How GAD is treated
GAD can have a significant effect on your daily life, but several different treatments are available that can help ease your symptoms.
- psychological therapy
- medication such as a variety of types of antidepressants
There are many self-help approaches to reducing your anxiety, such as courses, self-help literature, exercising regularly, stopping smoking and cutting down on the amount of alcohol and caffeine you consume.
With treatment, many people are able to manage their anxiety. However, some treatments may need to be continued for a significant period of time and there may be periods where your symptoms worsen.
Talking to others: Talking to others can help cope with a problem and being listened to can help you feel supported.
Face your fear: Breaking the cycle of constantly avoiding situations that make you anxious, you are less likely to stop doing the things you want, or need to do. Chances are the reality of the situation will not be as bad as you expect making you better equipped to manage and reduce your anxiety.
Know yourself: Make a note of when and where you feel anxious, what happens (symptoms) and the potential triggers. By acknowledging these and arming yourself with tips to deal with these triggers, you will be better prepared in anxiety-inducing situations.
Relax: Learning relaxation techniques can help you calm feelings of anxiety. Yoga, meditation or massage will relax your breathing and help you manage the way you feel about stressful experiences.
Exercise: Even small increases in physical activity levels can trigger brain chemicals that improve your mood, wellbeing and stress levels. This can act as a prevention and treatment for anxiety as well as lead to improved body image, self esteem and self worth and social well being.
Healthy eating: Eating lots of fruit and vegetables and avoiding too much sugar is a healthy approach. The initial sugar ‘rush,’ followed by a sharp dip in blood sugar levels which can give you anxious feelings. Caffeine can also increase anxiety levels so try to avoid drinking too much tea or coffee.
Avoid alcohol or drink in moderation: It’s very common for people to drink alcohol when they feel nervous to numb their anxiety, however when it wears off you may feel worse and potentially more anxious, and your brain will be less able to deal with anxiety naturally.
Faith / spirituality: If you are religious or spiritual, it can help you feel connected to something bigger than yourself. It can provide a way of coping with everyday stress. Faith groups can be a valuable support network.
Talking to someone
If you feel anxious all the time for several weeks or if it feels like your anxiety is taking over your life then getting help would be appropriate.
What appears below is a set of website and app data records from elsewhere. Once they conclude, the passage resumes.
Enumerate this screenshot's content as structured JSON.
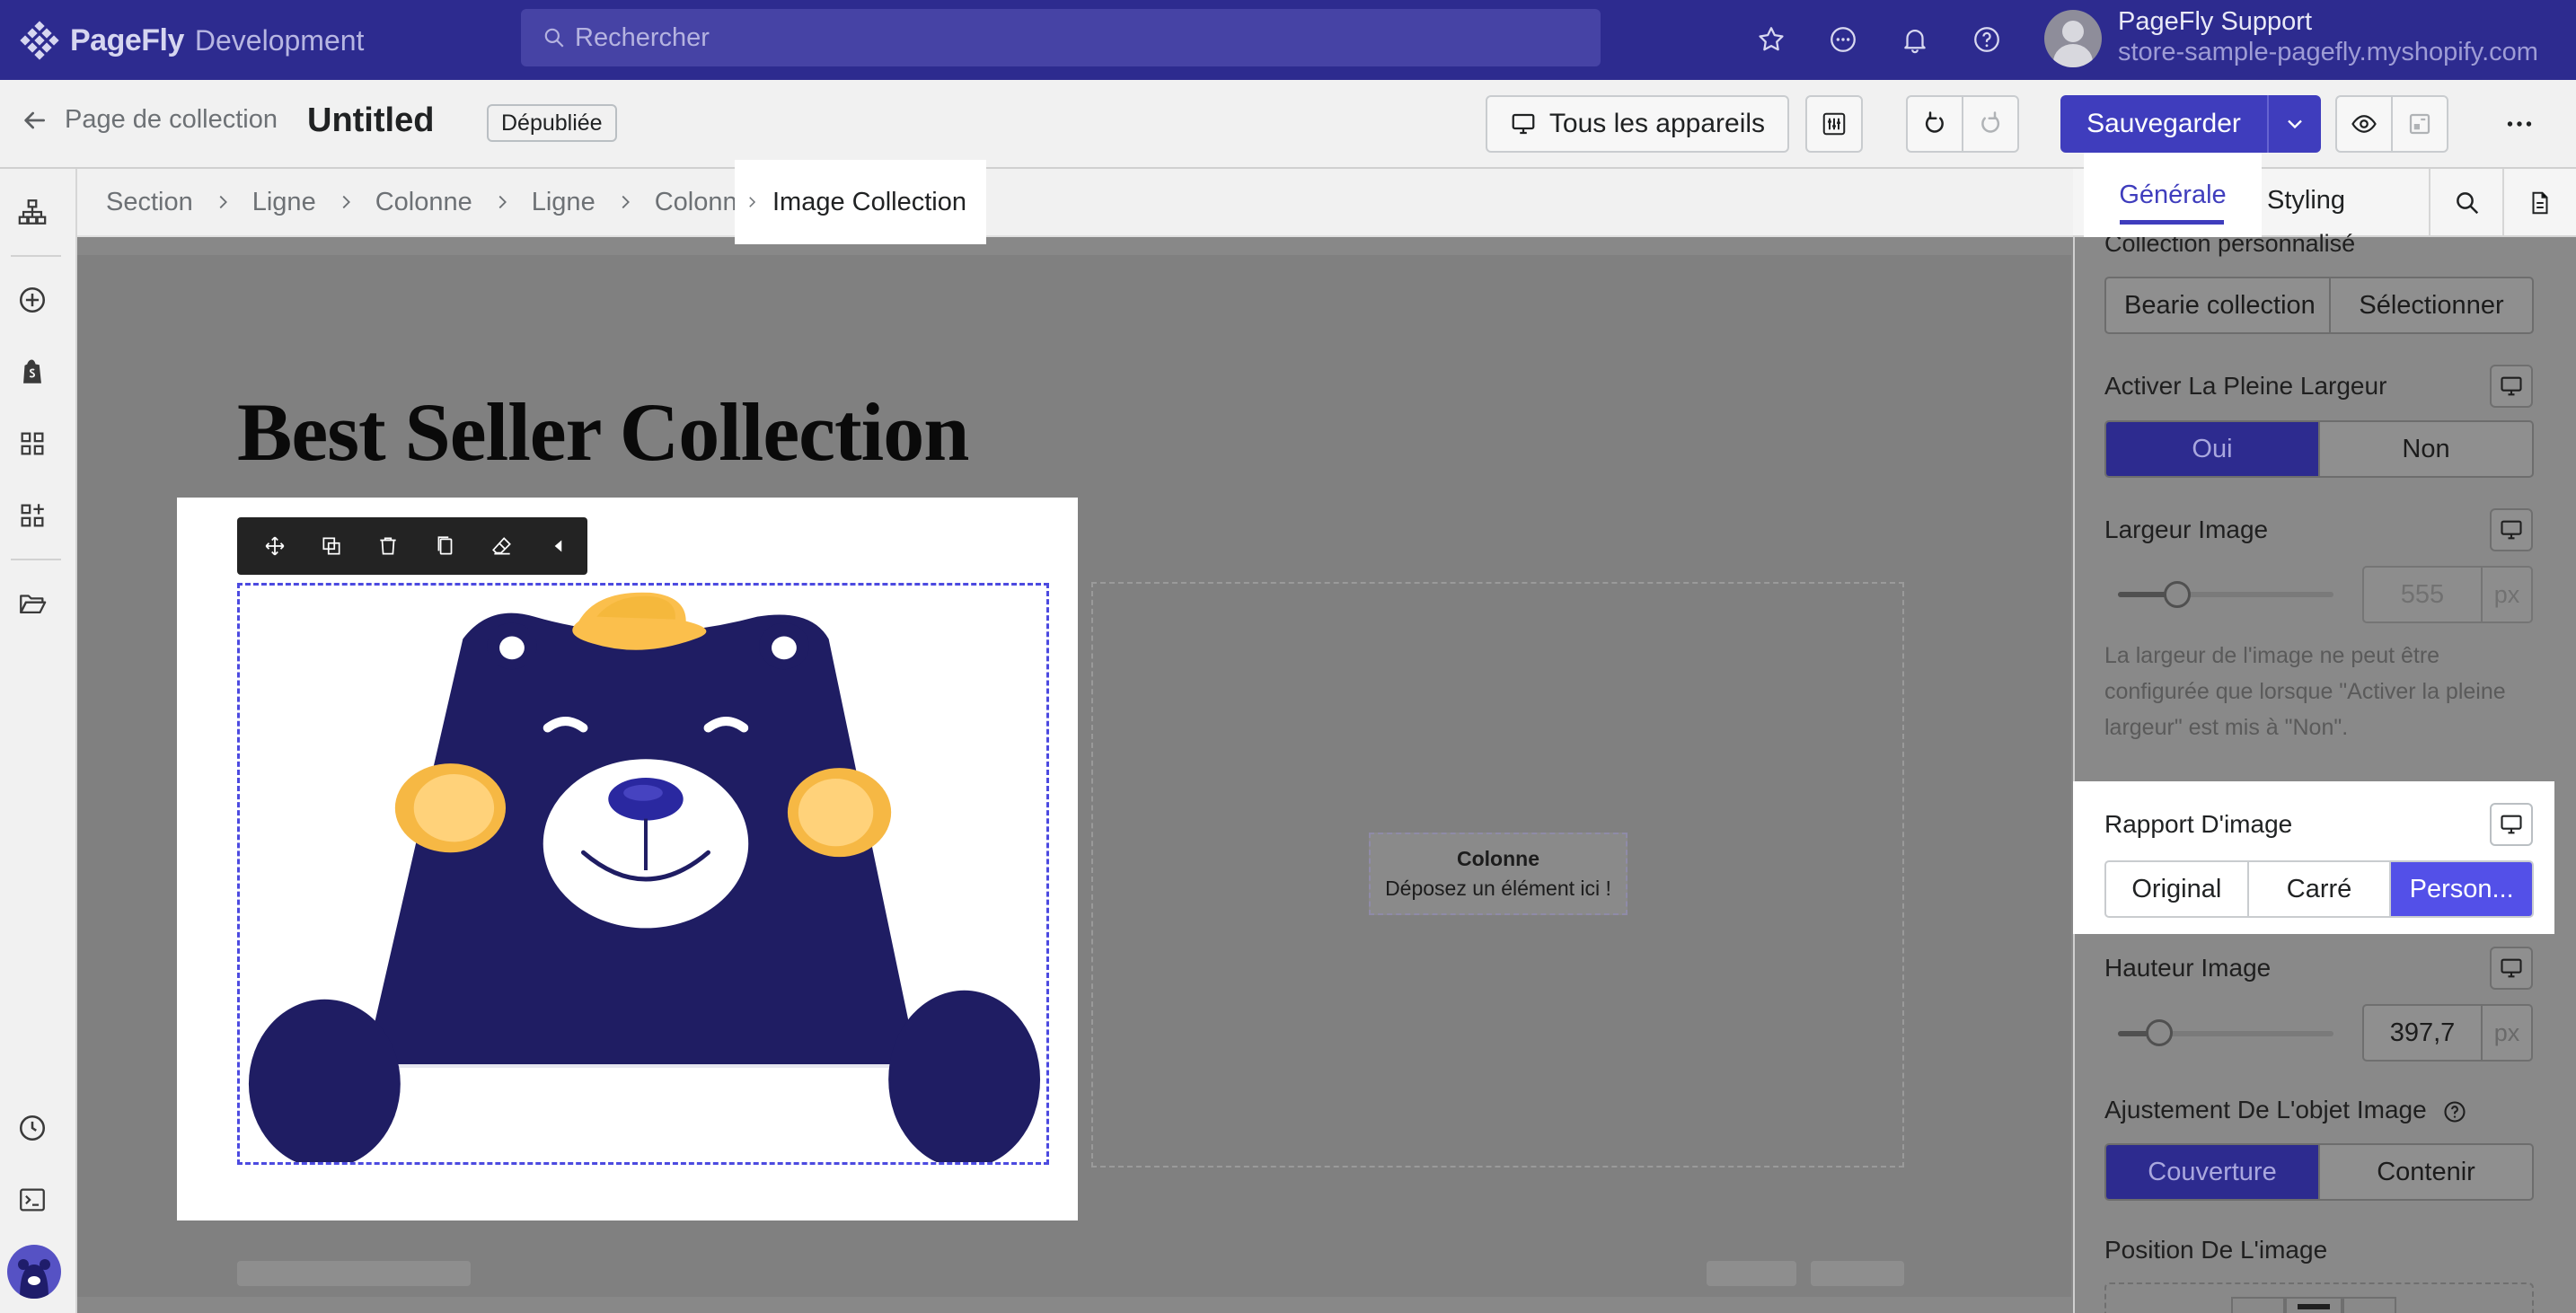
{
  "topbar": {
    "brand": "PageFly",
    "env": "Development",
    "search_placeholder": "Rechercher",
    "user_name": "PageFly Support",
    "user_store": "store-sample-pagefly.myshopify.com"
  },
  "toolbar": {
    "back_label": "Page de collection",
    "page_title": "Untitled",
    "status_badge": "Dépubliée",
    "devices_label": "Tous les appareils",
    "save_label": "Sauvegarder"
  },
  "breadcrumb": {
    "items": [
      "Section",
      "Ligne",
      "Colonne",
      "Ligne",
      "Colonne"
    ],
    "active": "Image Collection"
  },
  "canvas": {
    "heading": "Best Seller Collection",
    "column_title": "Colonne",
    "column_hint": "Déposez un élément ici !",
    "toolbar_icons": [
      "move-icon",
      "duplicate-icon",
      "delete-icon",
      "copy-icon",
      "eraser-icon",
      "collapse-icon"
    ]
  },
  "panel": {
    "tabs": {
      "general": "Générale",
      "styling": "Styling"
    },
    "collection_label": "Collection personnalisé",
    "collection_value": "Bearie collection",
    "select_button": "Sélectionner",
    "full_width_label": "Activer La Pleine Largeur",
    "full_width_options": [
      "Oui",
      "Non"
    ],
    "full_width_selected": "Oui",
    "image_width_label": "Largeur Image",
    "image_width_value": "555",
    "image_width_unit": "px",
    "image_width_note": "La largeur de l'image ne peut être configurée que lorsque \"Activer la pleine largeur\" est mis à \"Non\".",
    "ratio_label": "Rapport D'image",
    "ratio_options": [
      "Original",
      "Carré",
      "Person..."
    ],
    "ratio_selected": "Person...",
    "image_height_label": "Hauteur Image",
    "image_height_value": "397,7",
    "image_height_unit": "px",
    "fit_label": "Ajustement De L'objet Image",
    "fit_options": [
      "Couverture",
      "Contenir"
    ],
    "fit_selected": "Couverture",
    "position_label": "Position De L'image"
  },
  "colors": {
    "brand": "#2d2b8f",
    "accent": "#3f3dbd",
    "selected": "#5350e8"
  }
}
Talking therapies like counselling or Cognitive Behavioural Therapy (CBT) are very effective for people with anxiety problems, CBT helps people to understand the link between their thoughts (negative) and mood (emotions) and how altering their behaviour influences thoughts and can enable people to manage anxiety and feel in control.
Mindfulness is a variation of CBT focusing on changing the relationship between the individual and their thoughts. It focuses on `being’ conscious’ in the present rather than the past or future. Using meditation or other activities can help people be ‘mindful’ of their thoughts and break out a pattern of negative thinking.
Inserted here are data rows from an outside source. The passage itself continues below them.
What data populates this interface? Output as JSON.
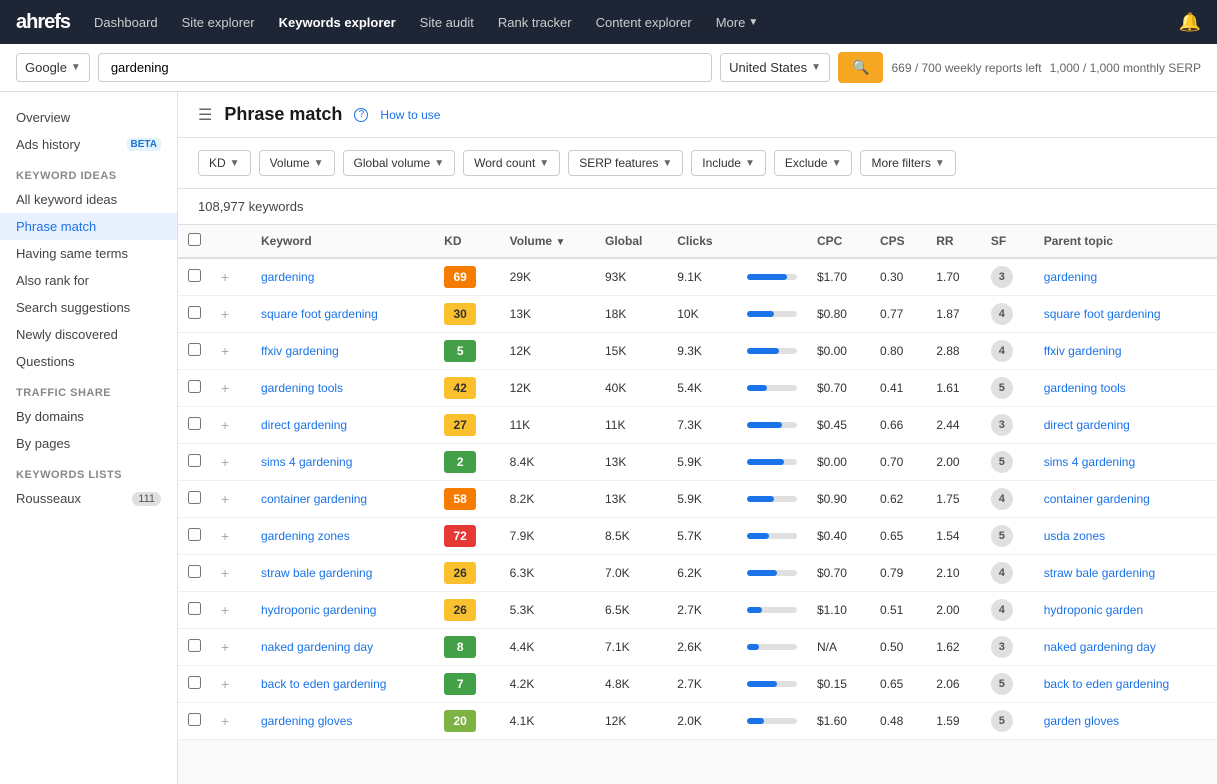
{
  "nav": {
    "logo": "ahrefs",
    "items": [
      {
        "label": "Dashboard",
        "active": false
      },
      {
        "label": "Site explorer",
        "active": false
      },
      {
        "label": "Keywords explorer",
        "active": true
      },
      {
        "label": "Site audit",
        "active": false
      },
      {
        "label": "Rank tracker",
        "active": false
      },
      {
        "label": "Content explorer",
        "active": false
      },
      {
        "label": "More",
        "active": false,
        "dropdown": true
      }
    ]
  },
  "search": {
    "engine": "Google",
    "query": "gardening",
    "country": "United States",
    "reports_left": "669 / 700 weekly reports left",
    "monthly_serp": "1,000 / 1,000 monthly SERP"
  },
  "sidebar": {
    "overview": "Overview",
    "ads_history": "Ads history",
    "ads_history_beta": "BETA",
    "keyword_ideas_title": "Keyword ideas",
    "items": [
      {
        "label": "All keyword ideas",
        "active": false
      },
      {
        "label": "Phrase match",
        "active": true
      },
      {
        "label": "Having same terms",
        "active": false
      },
      {
        "label": "Also rank for",
        "active": false
      },
      {
        "label": "Search suggestions",
        "active": false
      },
      {
        "label": "Newly discovered",
        "active": false
      },
      {
        "label": "Questions",
        "active": false
      }
    ],
    "traffic_share_title": "Traffic share",
    "traffic_items": [
      {
        "label": "By domains",
        "active": false
      },
      {
        "label": "By pages",
        "active": false
      }
    ],
    "keywords_lists_title": "Keywords lists",
    "list_items": [
      {
        "label": "Rousseaux",
        "count": "111"
      }
    ]
  },
  "page": {
    "title": "Phrase match",
    "how_to_use": "How to use",
    "keywords_count": "108,977 keywords"
  },
  "filters": [
    {
      "label": "KD",
      "id": "kd"
    },
    {
      "label": "Volume",
      "id": "volume"
    },
    {
      "label": "Global volume",
      "id": "global-volume"
    },
    {
      "label": "Word count",
      "id": "word-count"
    },
    {
      "label": "SERP features",
      "id": "serp-features"
    },
    {
      "label": "Include",
      "id": "include"
    },
    {
      "label": "Exclude",
      "id": "exclude"
    },
    {
      "label": "More filters",
      "id": "more-filters"
    }
  ],
  "table": {
    "columns": [
      "Keyword",
      "KD",
      "Volume",
      "Global",
      "Clicks",
      "",
      "CPC",
      "CPS",
      "RR",
      "SF",
      "Parent topic"
    ],
    "rows": [
      {
        "keyword": "gardening",
        "kd": 69,
        "kd_class": "kd-orange",
        "volume": "29K",
        "global": "93K",
        "clicks": "9.1K",
        "bar_fill": 80,
        "cpc": "$1.70",
        "cps": "0.30",
        "rr": "1.70",
        "sf": 3,
        "parent_topic": "gardening"
      },
      {
        "keyword": "square foot gardening",
        "kd": 30,
        "kd_class": "kd-yellow",
        "volume": "13K",
        "global": "18K",
        "clicks": "10K",
        "bar_fill": 55,
        "cpc": "$0.80",
        "cps": "0.77",
        "rr": "1.87",
        "sf": 4,
        "parent_topic": "square foot gardening"
      },
      {
        "keyword": "ffxiv gardening",
        "kd": 5,
        "kd_class": "kd-green",
        "volume": "12K",
        "global": "15K",
        "clicks": "9.3K",
        "bar_fill": 65,
        "cpc": "$0.00",
        "cps": "0.80",
        "rr": "2.88",
        "sf": 4,
        "parent_topic": "ffxiv gardening"
      },
      {
        "keyword": "gardening tools",
        "kd": 42,
        "kd_class": "kd-yellow",
        "volume": "12K",
        "global": "40K",
        "clicks": "5.4K",
        "bar_fill": 40,
        "cpc": "$0.70",
        "cps": "0.41",
        "rr": "1.61",
        "sf": 5,
        "parent_topic": "gardening tools"
      },
      {
        "keyword": "direct gardening",
        "kd": 27,
        "kd_class": "kd-yellow",
        "volume": "11K",
        "global": "11K",
        "clicks": "7.3K",
        "bar_fill": 70,
        "cpc": "$0.45",
        "cps": "0.66",
        "rr": "2.44",
        "sf": 3,
        "parent_topic": "direct gardening"
      },
      {
        "keyword": "sims 4 gardening",
        "kd": 2,
        "kd_class": "kd-green",
        "volume": "8.4K",
        "global": "13K",
        "clicks": "5.9K",
        "bar_fill": 75,
        "cpc": "$0.00",
        "cps": "0.70",
        "rr": "2.00",
        "sf": 5,
        "parent_topic": "sims 4 gardening"
      },
      {
        "keyword": "container gardening",
        "kd": 58,
        "kd_class": "kd-orange",
        "volume": "8.2K",
        "global": "13K",
        "clicks": "5.9K",
        "bar_fill": 55,
        "cpc": "$0.90",
        "cps": "0.62",
        "rr": "1.75",
        "sf": 4,
        "parent_topic": "container gardening"
      },
      {
        "keyword": "gardening zones",
        "kd": 72,
        "kd_class": "kd-red",
        "volume": "7.9K",
        "global": "8.5K",
        "clicks": "5.7K",
        "bar_fill": 45,
        "cpc": "$0.40",
        "cps": "0.65",
        "rr": "1.54",
        "sf": 5,
        "parent_topic": "usda zones"
      },
      {
        "keyword": "straw bale gardening",
        "kd": 26,
        "kd_class": "kd-yellow",
        "volume": "6.3K",
        "global": "7.0K",
        "clicks": "6.2K",
        "bar_fill": 60,
        "cpc": "$0.70",
        "cps": "0.79",
        "rr": "2.10",
        "sf": 4,
        "parent_topic": "straw bale gardening"
      },
      {
        "keyword": "hydroponic gardening",
        "kd": 26,
        "kd_class": "kd-yellow",
        "volume": "5.3K",
        "global": "6.5K",
        "clicks": "2.7K",
        "bar_fill": 30,
        "cpc": "$1.10",
        "cps": "0.51",
        "rr": "2.00",
        "sf": 4,
        "parent_topic": "hydroponic garden"
      },
      {
        "keyword": "naked gardening day",
        "kd": 8,
        "kd_class": "kd-green",
        "volume": "4.4K",
        "global": "7.1K",
        "clicks": "2.6K",
        "bar_fill": 25,
        "cpc": "N/A",
        "cps": "0.50",
        "rr": "1.62",
        "sf": 3,
        "parent_topic": "naked gardening day"
      },
      {
        "keyword": "back to eden gardening",
        "kd": 7,
        "kd_class": "kd-green",
        "volume": "4.2K",
        "global": "4.8K",
        "clicks": "2.7K",
        "bar_fill": 60,
        "cpc": "$0.15",
        "cps": "0.65",
        "rr": "2.06",
        "sf": 5,
        "parent_topic": "back to eden gardening"
      },
      {
        "keyword": "gardening gloves",
        "kd": 20,
        "kd_class": "kd-light-green",
        "volume": "4.1K",
        "global": "12K",
        "clicks": "2.0K",
        "bar_fill": 35,
        "cpc": "$1.60",
        "cps": "0.48",
        "rr": "1.59",
        "sf": 5,
        "parent_topic": "garden gloves"
      }
    ]
  }
}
Guided self-help is usually based on CBT methods and aims to help the person understand the nature of their anxiety and equip them with the necessary skills to cope with it. This works by educating the individual to challenge unhelpful thinking, evaluate their symptoms and gradually expose themselves to the source of their anxiety.
Medication is used to provide short-term help, rather than as a cure for anxiety problems. Drugs may be most useful when they are combined with other treatments or support, such as talking therapies.
Support groups are designed for individuals to learn a lot about managing anxiety from asking other people who have experienced it. Learning often takes place through peer contact and can bring together people with similar experiences to share their stories, tips and try out new ways of managing their worries. Your doctor, library or local citizens advice bureau will have details of support groups near you.